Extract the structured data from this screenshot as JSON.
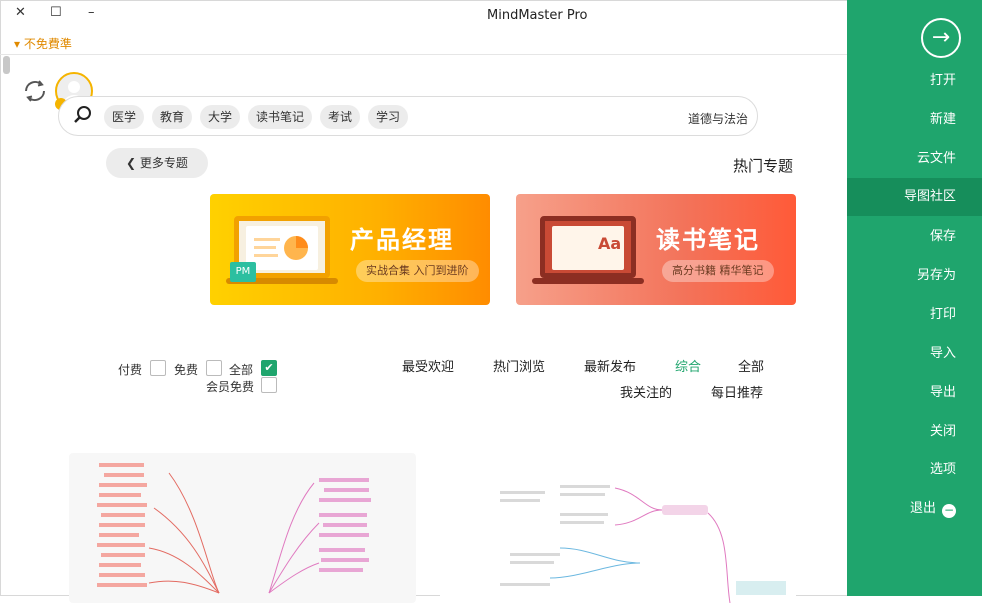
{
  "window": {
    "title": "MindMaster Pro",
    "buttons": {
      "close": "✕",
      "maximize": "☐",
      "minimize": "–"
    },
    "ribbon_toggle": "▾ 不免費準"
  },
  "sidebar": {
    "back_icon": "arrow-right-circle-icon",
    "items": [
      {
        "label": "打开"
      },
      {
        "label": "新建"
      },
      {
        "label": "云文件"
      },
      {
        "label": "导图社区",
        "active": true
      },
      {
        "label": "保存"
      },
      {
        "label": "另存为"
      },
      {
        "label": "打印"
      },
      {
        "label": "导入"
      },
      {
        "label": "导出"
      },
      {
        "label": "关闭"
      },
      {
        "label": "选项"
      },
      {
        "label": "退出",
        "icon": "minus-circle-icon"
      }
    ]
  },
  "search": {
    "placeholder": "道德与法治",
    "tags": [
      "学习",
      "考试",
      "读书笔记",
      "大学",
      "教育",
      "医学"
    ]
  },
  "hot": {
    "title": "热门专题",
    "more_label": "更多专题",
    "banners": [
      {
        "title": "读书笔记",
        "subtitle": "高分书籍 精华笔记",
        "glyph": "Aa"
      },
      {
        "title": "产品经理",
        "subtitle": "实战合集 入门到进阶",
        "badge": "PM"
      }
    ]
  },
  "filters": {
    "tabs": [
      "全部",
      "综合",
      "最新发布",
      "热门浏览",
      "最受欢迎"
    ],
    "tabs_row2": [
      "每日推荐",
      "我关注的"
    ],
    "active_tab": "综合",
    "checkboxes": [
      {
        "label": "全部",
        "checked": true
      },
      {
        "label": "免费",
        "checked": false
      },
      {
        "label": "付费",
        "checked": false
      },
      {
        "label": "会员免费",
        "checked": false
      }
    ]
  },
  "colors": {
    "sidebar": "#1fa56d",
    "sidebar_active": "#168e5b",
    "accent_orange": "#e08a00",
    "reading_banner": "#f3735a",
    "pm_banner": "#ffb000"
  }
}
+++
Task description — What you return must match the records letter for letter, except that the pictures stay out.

Response area —
Extract the structured data from this screenshot as JSON.
{
  "window": {
    "title": "MindMaster Pro",
    "buttons": {
      "close": "✕",
      "maximize": "☐",
      "minimize": "–"
    },
    "ribbon_toggle": "▾ 不免費準"
  },
  "sidebar": {
    "back_icon": "arrow-right-circle-icon",
    "items": [
      {
        "label": "打开"
      },
      {
        "label": "新建"
      },
      {
        "label": "云文件"
      },
      {
        "label": "导图社区",
        "active": true
      },
      {
        "label": "保存"
      },
      {
        "label": "另存为"
      },
      {
        "label": "打印"
      },
      {
        "label": "导入"
      },
      {
        "label": "导出"
      },
      {
        "label": "关闭"
      },
      {
        "label": "选项"
      },
      {
        "label": "退出",
        "icon": "minus-circle-icon"
      }
    ]
  },
  "search": {
    "placeholder": "道德与法治",
    "tags": [
      "学习",
      "考试",
      "读书笔记",
      "大学",
      "教育",
      "医学"
    ]
  },
  "hot": {
    "title": "热门专题",
    "more_label": "更多专题",
    "banners": [
      {
        "title": "读书笔记",
        "subtitle": "高分书籍 精华笔记",
        "glyph": "Aa"
      },
      {
        "title": "产品经理",
        "subtitle": "实战合集 入门到进阶",
        "badge": "PM"
      }
    ]
  },
  "filters": {
    "tabs": [
      "全部",
      "综合",
      "最新发布",
      "热门浏览",
      "最受欢迎"
    ],
    "tabs_row2": [
      "每日推荐",
      "我关注的"
    ],
    "active_tab": "综合",
    "checkboxes": [
      {
        "label": "全部",
        "checked": true
      },
      {
        "label": "免费",
        "checked": false
      },
      {
        "label": "付费",
        "checked": false
      },
      {
        "label": "会员免费",
        "checked": false
      }
    ]
  },
  "colors": {
    "sidebar": "#1fa56d",
    "sidebar_active": "#168e5b",
    "accent_orange": "#e08a00",
    "reading_banner": "#f3735a",
    "pm_banner": "#ffb000"
  }
}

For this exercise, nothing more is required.